Exercise aim —
Output every line of the material exactly, omitting images.

Data extracts —

=== Section Start ===

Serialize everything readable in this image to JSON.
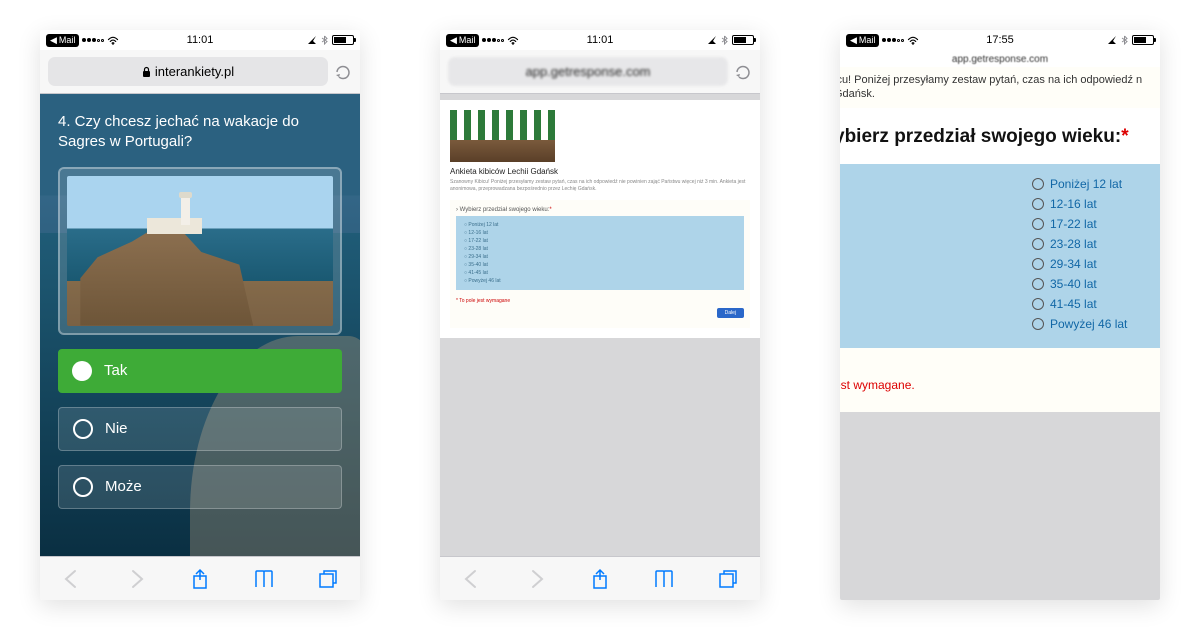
{
  "phones": [
    {
      "status": {
        "back": "Mail",
        "time": "11:01"
      },
      "url": "interankiety.pl",
      "question": "4. Czy chcesz jechać na wakacje do Sagres w Portugali?",
      "options": [
        {
          "label": "Tak",
          "selected": true
        },
        {
          "label": "Nie",
          "selected": false
        },
        {
          "label": "Może",
          "selected": false
        }
      ]
    },
    {
      "status": {
        "back": "Mail",
        "time": "11:01"
      },
      "url": "app.getresponse.com",
      "form_title": "Ankieta kibiców Lechii Gdańsk",
      "form_sub": "Szanowny Kibicu! Poniżej przesyłamy zestaw pytań, czas na ich odpowiedź nie powinien zająć Państwu więcej niż 3 min. Ankieta jest anonimowa, przeprowadzana bezpośrednio przez Lechię Gdańsk.",
      "question_label": "Wybierz przedział swojego wieku:",
      "options": [
        "Poniżej 12 lat",
        "12-16 lat",
        "17-22 lat",
        "23-28 lat",
        "29-34 lat",
        "35-40 lat",
        "41-45 lat",
        "Powyżej 46 lat"
      ],
      "required_msg": "* To pole jest wymagane",
      "next_label": "Dalej"
    },
    {
      "status": {
        "back": "Mail",
        "time": "17:55"
      },
      "url": "app.getresponse.com",
      "intro_fragment": "icu! Poniżej przesyłamy zestaw pytań, czas na ich odpowiedź n",
      "intro_fragment2": "Gdańsk.",
      "heading_fragment": "ybierz przedział swojego wieku:",
      "options": [
        "Poniżej 12 lat",
        "12-16 lat",
        "17-22 lat",
        "23-28 lat",
        "29-34 lat",
        "35-40 lat",
        "41-45 lat",
        "Powyżej 46 lat"
      ],
      "required_fragment": "est wymagane."
    }
  ]
}
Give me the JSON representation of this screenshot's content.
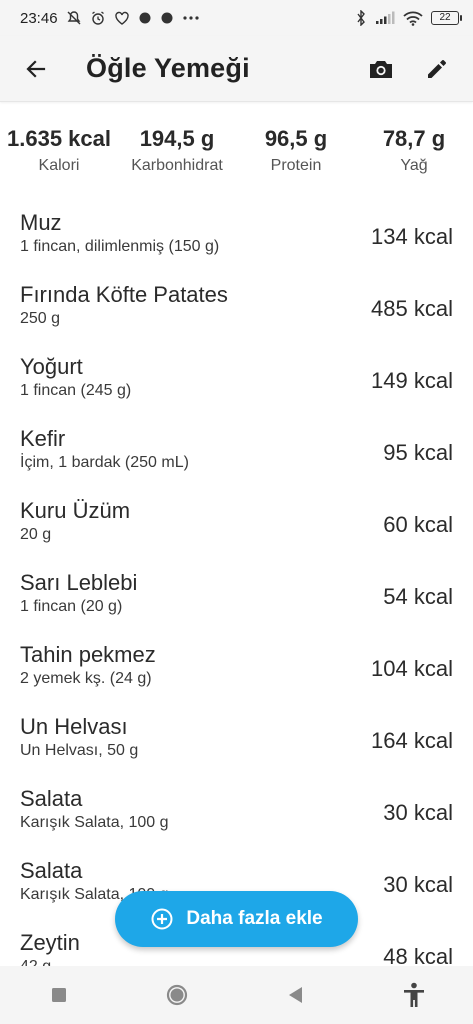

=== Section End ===

Response to the exercise —
Serialize everything readable in this image to JSON.
{
  "phones": [
    {
      "status": {
        "back": "Mail",
        "time": "11:01"
      },
      "url": "interankiety.pl",
      "question": "4. Czy chcesz jechać na wakacje do Sagres w Portugali?",
      "options": [
        {
          "label": "Tak",
          "selected": true
        },
        {
          "label": "Nie",
          "selected": false
        },
        {
          "label": "Może",
          "selected": false
        }
      ]
    },
    {
      "status": {
        "back": "Mail",
        "time": "11:01"
      },
      "url": "app.getresponse.com",
      "form_title": "Ankieta kibiców Lechii Gdańsk",
      "form_sub": "Szanowny Kibicu! Poniżej przesyłamy zestaw pytań, czas na ich odpowiedź nie powinien zająć Państwu więcej niż 3 min. Ankieta jest anonimowa, przeprowadzana bezpośrednio przez Lechię Gdańsk.",
      "question_label": "Wybierz przedział swojego wieku:",
      "options": [
        "Poniżej 12 lat",
        "12-16 lat",
        "17-22 lat",
        "23-28 lat",
        "29-34 lat",
        "35-40 lat",
        "41-45 lat",
        "Powyżej 46 lat"
      ],
      "required_msg": "* To pole jest wymagane",
      "next_label": "Dalej"
    },
    {
      "status": {
        "back": "Mail",
        "time": "17:55"
      },
      "url": "app.getresponse.com",
      "intro_fragment": "icu! Poniżej przesyłamy zestaw pytań, czas na ich odpowiedź n",
      "intro_fragment2": "Gdańsk.",
      "heading_fragment": "ybierz przedział swojego wieku:",
      "options": [
        "Poniżej 12 lat",
        "12-16 lat",
        "17-22 lat",
        "23-28 lat",
        "29-34 lat",
        "35-40 lat",
        "41-45 lat",
        "Powyżej 46 lat"
      ],
      "required_fragment": "est wymagane."
    }
  ]
}
Give me the JSON representation of this screenshot's content.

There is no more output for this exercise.